‘You like violence, don’t you?’ This was said to me a few months ago, not by a tetchy reader at a panel, (some years ago at Crimefest, a lady complained about violence in fiction. Mercifully, I was not the only target of her ire) but a close family member. It might have been a tease, but the edge was unmistakable. Did it bring me up short and temporarily render me speechless? You bet.

To place this in context, the event was a quiet ‘get-together’ in a restaurant, and I’d been championing a film or series, possibly ‘Peaky Blinders,’ but I actually can’t remember.   I know ‘Bone Tomahawk’ came into the equation and, although I loved the film, I can’t stress enough my revulsion at ‘that scene’.   It was a genuine cushion in front of the face job, with my eyes peeking nervously over the top.   Perhaps, this was what I was describing. How anyone could then construe, or rather misconstrue, that I love violence beats me. But neither do I run from it, and if you’re a news fiend, which I am, sadly, violence in our dysfunctional world is nigh on impossible to avoid.

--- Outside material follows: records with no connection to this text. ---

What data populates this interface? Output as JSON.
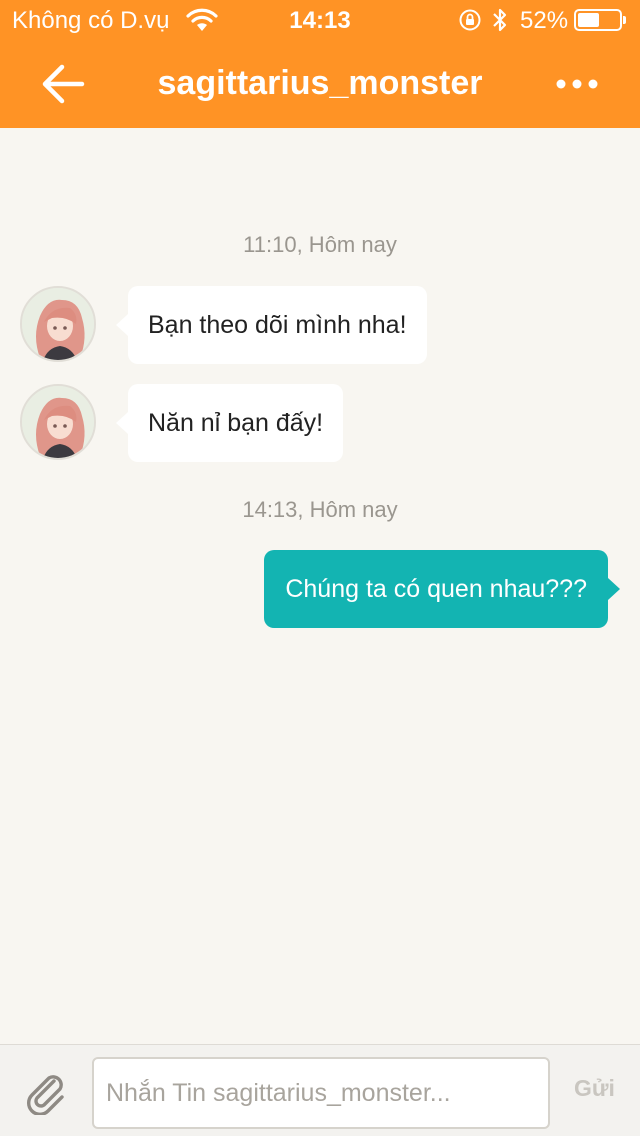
{
  "status_bar": {
    "carrier": "Không có D.vụ",
    "time": "14:13",
    "battery_percent": "52%",
    "battery_level": 0.52,
    "icons": [
      "wifi-icon",
      "rotation-lock-icon",
      "bluetooth-icon",
      "battery-icon"
    ]
  },
  "header": {
    "title": "sagittarius_monster",
    "back_icon": "arrow-left-icon",
    "more_icon": "more-dots-icon",
    "background_color": "#ff9325"
  },
  "messages": {
    "groups": [
      {
        "timestamp": "11:10, Hôm nay",
        "items": [
          {
            "direction": "incoming",
            "text": "Bạn theo dõi mình nha!"
          },
          {
            "direction": "incoming",
            "text": "Năn nỉ bạn đấy!"
          }
        ]
      },
      {
        "timestamp": "14:13, Hôm nay",
        "items": [
          {
            "direction": "outgoing",
            "text": "Chúng ta có quen nhau???"
          }
        ]
      }
    ],
    "outgoing_color": "#13b4b2",
    "incoming_color": "#ffffff"
  },
  "composer": {
    "attach_icon": "paperclip-icon",
    "placeholder": "Nhắn Tin sagittarius_monster...",
    "value": "",
    "send_label": "Gửi"
  }
}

My tastes in film and books definitely involve characters pushed to extremes by antagonists intent on propelling others to their limits for, (as in real life) it’s often when people are really up against it, you see his or her real personality, and what they are made of, shining through.  I reckon the more a writer ramps up the bad guys, the stronger the main protagonist. Given the subject matter of some of my novels, my bad guys (or women) are hardly going to slay the opposition with a few well-chosen words and a ‘take that’ slap on the wrist. Which leads me to a more important point…

Villains may well be sexist, racist, misanthropic and misogynistic. They may mete out violence, enjoy the suffering of others, and be a few brain cells short in the compassion department, but please don’t confuse me, and my beliefs with those I portray in fiction.